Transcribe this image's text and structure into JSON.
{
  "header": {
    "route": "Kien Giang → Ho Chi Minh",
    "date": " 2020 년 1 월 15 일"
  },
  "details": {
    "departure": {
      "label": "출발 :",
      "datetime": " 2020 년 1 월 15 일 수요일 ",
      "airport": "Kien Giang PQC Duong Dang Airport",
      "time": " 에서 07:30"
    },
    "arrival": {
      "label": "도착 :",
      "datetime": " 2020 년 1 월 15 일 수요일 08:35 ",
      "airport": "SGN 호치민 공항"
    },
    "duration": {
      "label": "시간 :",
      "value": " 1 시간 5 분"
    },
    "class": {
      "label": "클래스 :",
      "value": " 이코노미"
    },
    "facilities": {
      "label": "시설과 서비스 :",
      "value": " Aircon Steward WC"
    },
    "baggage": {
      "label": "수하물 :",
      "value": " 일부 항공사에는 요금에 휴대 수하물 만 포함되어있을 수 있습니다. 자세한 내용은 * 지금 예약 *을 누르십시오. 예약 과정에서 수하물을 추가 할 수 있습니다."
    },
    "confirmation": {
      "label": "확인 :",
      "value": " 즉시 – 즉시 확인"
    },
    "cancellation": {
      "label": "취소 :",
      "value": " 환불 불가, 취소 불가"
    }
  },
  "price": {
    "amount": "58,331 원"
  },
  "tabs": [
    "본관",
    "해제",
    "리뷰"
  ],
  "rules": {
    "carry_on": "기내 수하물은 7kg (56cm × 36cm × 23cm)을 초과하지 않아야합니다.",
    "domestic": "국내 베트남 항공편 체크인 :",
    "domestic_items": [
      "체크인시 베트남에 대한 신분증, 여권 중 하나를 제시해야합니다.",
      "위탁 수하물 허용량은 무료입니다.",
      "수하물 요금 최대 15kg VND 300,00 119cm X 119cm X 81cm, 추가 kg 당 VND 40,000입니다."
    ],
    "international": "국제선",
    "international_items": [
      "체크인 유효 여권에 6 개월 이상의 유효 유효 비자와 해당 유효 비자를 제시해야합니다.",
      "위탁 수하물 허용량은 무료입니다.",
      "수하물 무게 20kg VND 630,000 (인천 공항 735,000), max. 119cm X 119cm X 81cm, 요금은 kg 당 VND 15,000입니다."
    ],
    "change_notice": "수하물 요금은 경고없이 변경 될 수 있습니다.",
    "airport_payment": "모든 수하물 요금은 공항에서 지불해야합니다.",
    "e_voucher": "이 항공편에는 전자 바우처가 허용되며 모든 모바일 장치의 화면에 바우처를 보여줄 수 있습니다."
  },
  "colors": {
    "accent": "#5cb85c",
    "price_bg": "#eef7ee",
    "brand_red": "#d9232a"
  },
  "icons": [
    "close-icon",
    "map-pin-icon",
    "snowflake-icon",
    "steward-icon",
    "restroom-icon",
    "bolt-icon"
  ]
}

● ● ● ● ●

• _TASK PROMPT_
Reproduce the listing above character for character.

• _EXERCISE ANSWER_
Transcribe this image's text and structure into JSON.
{
  "header": {
    "route": "Kien Giang → Ho Chi Minh",
    "date": " 2020 년 1 월 15 일"
  },
  "details": {
    "departure": {
      "label": "출발 :",
      "datetime": " 2020 년 1 월 15 일 수요일 ",
      "airport": "Kien Giang PQC Duong Dang Airport",
      "time": " 에서 07:30"
    },
    "arrival": {
      "label": "도착 :",
      "datetime": " 2020 년 1 월 15 일 수요일 08:35 ",
      "airport": "SGN 호치민 공항"
    },
    "duration": {
      "label": "시간 :",
      "value": " 1 시간 5 분"
    },
    "class": {
      "label": "클래스 :",
      "value": " 이코노미"
    },
    "facilities": {
      "label": "시설과 서비스 :",
      "value": " Aircon Steward WC"
    },
    "baggage": {
      "label": "수하물 :",
      "value": " 일부 항공사에는 요금에 휴대 수하물 만 포함되어있을 수 있습니다. 자세한 내용은 * 지금 예약 *을 누르십시오. 예약 과정에서 수하물을 추가 할 수 있습니다."
    },
    "confirmation": {
      "label": "확인 :",
      "value": " 즉시 – 즉시 확인"
    },
    "cancellation": {
      "label": "취소 :",
      "value": " 환불 불가, 취소 불가"
    }
  },
  "price": {
    "amount": "58,331 원"
  },
  "tabs": [
    "본관",
    "해제",
    "리뷰"
  ],
  "rules": {
    "carry_on": "기내 수하물은 7kg (56cm × 36cm × 23cm)을 초과하지 않아야합니다.",
    "domestic": "국내 베트남 항공편 체크인 :",
    "domestic_items": [
      "체크인시 베트남에 대한 신분증, 여권 중 하나를 제시해야합니다.",
      "위탁 수하물 허용량은 무료입니다.",
      "수하물 요금 최대 15kg VND 300,00 119cm X 119cm X 81cm, 추가 kg 당 VND 40,000입니다."
    ],
    "international": "국제선",
    "international_items": [
      "체크인 유효 여권에 6 개월 이상의 유효 유효 비자와 해당 유효 비자를 제시해야합니다.",
      "위탁 수하물 허용량은 무료입니다.",
      "수하물 무게 20kg VND 630,000 (인천 공항 735,000), max. 119cm X 119cm X 81cm, 요금은 kg 당 VND 15,000입니다."
    ],
    "change_notice": "수하물 요금은 경고없이 변경 될 수 있습니다.",
    "airport_payment": "모든 수하물 요금은 공항에서 지불해야합니다.",
    "e_voucher": "이 항공편에는 전자 바우처가 허용되며 모든 모바일 장치의 화면에 바우처를 보여줄 수 있습니다."
  },
  "colors": {
    "accent": "#5cb85c",
    "price_bg": "#eef7ee",
    "brand_red": "#d9232a"
  },
  "icons": [
    "close-icon",
    "map-pin-icon",
    "snowflake-icon",
    "steward-icon",
    "restroom-icon",
    "bolt-icon"
  ]
}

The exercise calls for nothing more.